    This class builds upon basic knowledge and communication skills in the Akan language, the pattern of the pronunciation of Akan words, how to produce and recognize tonal contrasts, forming and using different kinds of complex sentences, complex tense/aspect/mood combinations. Students will learn more about the social contexts of greetings, how to talk about time and ask questions about family, food, games, and travel. Lessons include the exploration of cultural nuances and ways to behave appropriately in various social situations.

To request a course syllabus: syllabus@usac.edu

Service Learning
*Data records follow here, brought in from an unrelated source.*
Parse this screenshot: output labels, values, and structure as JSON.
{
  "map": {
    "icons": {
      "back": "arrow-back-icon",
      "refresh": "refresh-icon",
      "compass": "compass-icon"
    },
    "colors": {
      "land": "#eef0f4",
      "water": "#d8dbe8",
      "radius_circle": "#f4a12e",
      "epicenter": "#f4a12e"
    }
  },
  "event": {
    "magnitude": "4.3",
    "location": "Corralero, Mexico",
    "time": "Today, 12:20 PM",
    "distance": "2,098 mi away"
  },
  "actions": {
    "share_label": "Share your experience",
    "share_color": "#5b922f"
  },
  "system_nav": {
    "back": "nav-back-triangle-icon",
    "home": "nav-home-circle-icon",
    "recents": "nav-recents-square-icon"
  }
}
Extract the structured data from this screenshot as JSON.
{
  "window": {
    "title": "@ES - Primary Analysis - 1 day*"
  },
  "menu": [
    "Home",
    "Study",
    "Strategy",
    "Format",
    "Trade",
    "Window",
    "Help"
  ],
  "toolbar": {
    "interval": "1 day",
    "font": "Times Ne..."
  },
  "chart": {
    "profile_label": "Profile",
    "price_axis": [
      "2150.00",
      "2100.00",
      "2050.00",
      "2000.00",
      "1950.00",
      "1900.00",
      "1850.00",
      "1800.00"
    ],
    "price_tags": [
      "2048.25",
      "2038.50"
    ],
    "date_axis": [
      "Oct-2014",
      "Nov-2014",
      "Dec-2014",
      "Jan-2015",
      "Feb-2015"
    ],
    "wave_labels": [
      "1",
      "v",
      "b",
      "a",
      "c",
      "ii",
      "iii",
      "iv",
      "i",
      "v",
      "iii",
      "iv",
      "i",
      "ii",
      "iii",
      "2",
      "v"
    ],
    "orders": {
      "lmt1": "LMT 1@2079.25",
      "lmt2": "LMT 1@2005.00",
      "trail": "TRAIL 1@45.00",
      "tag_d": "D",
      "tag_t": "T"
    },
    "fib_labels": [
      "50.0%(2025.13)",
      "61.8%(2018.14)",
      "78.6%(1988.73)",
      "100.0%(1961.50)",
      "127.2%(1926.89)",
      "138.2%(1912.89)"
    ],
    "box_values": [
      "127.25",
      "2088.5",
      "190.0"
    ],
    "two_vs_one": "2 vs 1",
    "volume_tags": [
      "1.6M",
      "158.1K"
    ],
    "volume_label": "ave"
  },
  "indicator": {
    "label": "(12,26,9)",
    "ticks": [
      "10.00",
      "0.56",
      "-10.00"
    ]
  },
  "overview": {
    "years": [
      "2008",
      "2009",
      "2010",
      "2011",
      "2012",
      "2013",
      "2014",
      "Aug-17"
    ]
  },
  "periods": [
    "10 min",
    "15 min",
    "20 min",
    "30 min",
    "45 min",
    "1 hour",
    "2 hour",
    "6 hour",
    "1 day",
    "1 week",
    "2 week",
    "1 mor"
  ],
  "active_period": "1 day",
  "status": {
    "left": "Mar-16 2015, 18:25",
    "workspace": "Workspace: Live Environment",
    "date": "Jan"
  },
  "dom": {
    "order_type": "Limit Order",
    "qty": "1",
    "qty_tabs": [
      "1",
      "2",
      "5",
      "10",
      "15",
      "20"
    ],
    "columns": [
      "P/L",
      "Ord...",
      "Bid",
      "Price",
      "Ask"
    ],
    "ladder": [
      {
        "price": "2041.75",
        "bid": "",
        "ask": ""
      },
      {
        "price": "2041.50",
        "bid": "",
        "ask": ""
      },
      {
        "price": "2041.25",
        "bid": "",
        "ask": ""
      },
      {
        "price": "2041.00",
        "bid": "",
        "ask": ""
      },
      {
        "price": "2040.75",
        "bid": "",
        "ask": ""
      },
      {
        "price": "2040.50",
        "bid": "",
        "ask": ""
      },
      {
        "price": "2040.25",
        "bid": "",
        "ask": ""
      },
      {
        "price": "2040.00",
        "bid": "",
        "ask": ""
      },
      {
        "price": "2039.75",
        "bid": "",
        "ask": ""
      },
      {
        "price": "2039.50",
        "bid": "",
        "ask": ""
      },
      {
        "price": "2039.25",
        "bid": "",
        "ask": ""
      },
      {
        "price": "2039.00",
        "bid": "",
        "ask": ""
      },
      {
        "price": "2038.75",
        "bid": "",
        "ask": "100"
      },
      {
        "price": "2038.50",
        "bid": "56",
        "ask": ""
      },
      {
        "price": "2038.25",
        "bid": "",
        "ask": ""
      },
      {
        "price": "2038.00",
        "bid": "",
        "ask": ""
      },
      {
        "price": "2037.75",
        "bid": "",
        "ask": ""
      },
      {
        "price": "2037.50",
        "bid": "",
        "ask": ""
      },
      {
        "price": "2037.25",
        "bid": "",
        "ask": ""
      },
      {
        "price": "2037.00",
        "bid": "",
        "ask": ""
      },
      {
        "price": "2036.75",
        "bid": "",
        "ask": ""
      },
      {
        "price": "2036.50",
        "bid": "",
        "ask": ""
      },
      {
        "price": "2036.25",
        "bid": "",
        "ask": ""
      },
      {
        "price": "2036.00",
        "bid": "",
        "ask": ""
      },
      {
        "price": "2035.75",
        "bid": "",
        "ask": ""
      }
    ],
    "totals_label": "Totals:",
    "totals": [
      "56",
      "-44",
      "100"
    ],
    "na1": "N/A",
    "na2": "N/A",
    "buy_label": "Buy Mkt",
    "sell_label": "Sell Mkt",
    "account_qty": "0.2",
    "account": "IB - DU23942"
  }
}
Service learning is a particular type of course offering that combines the classroom with the community and academics with action. Prepare to make yourself a part of the city where you study in a way that most visitors cannot experience. It will call for some initiative and a willingness to become involved. Service Learning is a course and counts as part of your credit load. It cannot be taken for audit. Note that non-credit volunteer opportunities may also be available.

You have the unique opportunity to experience Ghanaian culture and society through a service learning course and work in a variety of settings, which includes opportunities like teaching/tutoring at an elementary school, working at a local orphanage, assisting with advocacy and awareness programs at the West African Aids Foundation, training and fundraising opportunities at a community development NGO, working at the Accra Zoo or West African Primate Conservation Action, assisting at a local dance or theater company and others based on request. Some organizations may charge a one-time fee for the service learning or volunteering placement. You will learn more about the available opportunities during your on-site orientation and your placement will be confirmed at that time based on your interests and organizations' needs.

Cultural Enrichment Workshops

Enhance your studies through non-credit workshops designed to provide opportunities for deeper engagement with unique aspects of Ghanaian life and culture.

  • Ghanaian Traditional Arts & Cuisine Workshop (Session I | non-credit opportunity) This workshop has an additional fee.

Quick Details

2021-22 App. Cycle

Fall/Yearlong: Suspended

Spring: Open

2022-23 App. Cycle

Summer Sessions: Opens 9/1
Fall/Yearlong: Opens 9/1
Spring: Opens 9/1

Eligibility

Minimum 2.5 GPA and sophomore standing or higher

Program Type

Specialty

Credits

Summer:

US credit

Semester:

USAC Courses:
US Credit

Host Univ. Courses: Overseas Credit

Program Capacity

40 students

Instruction

English

Scholarships

View Scholarships

Passport & Visa

Passport & Visa Information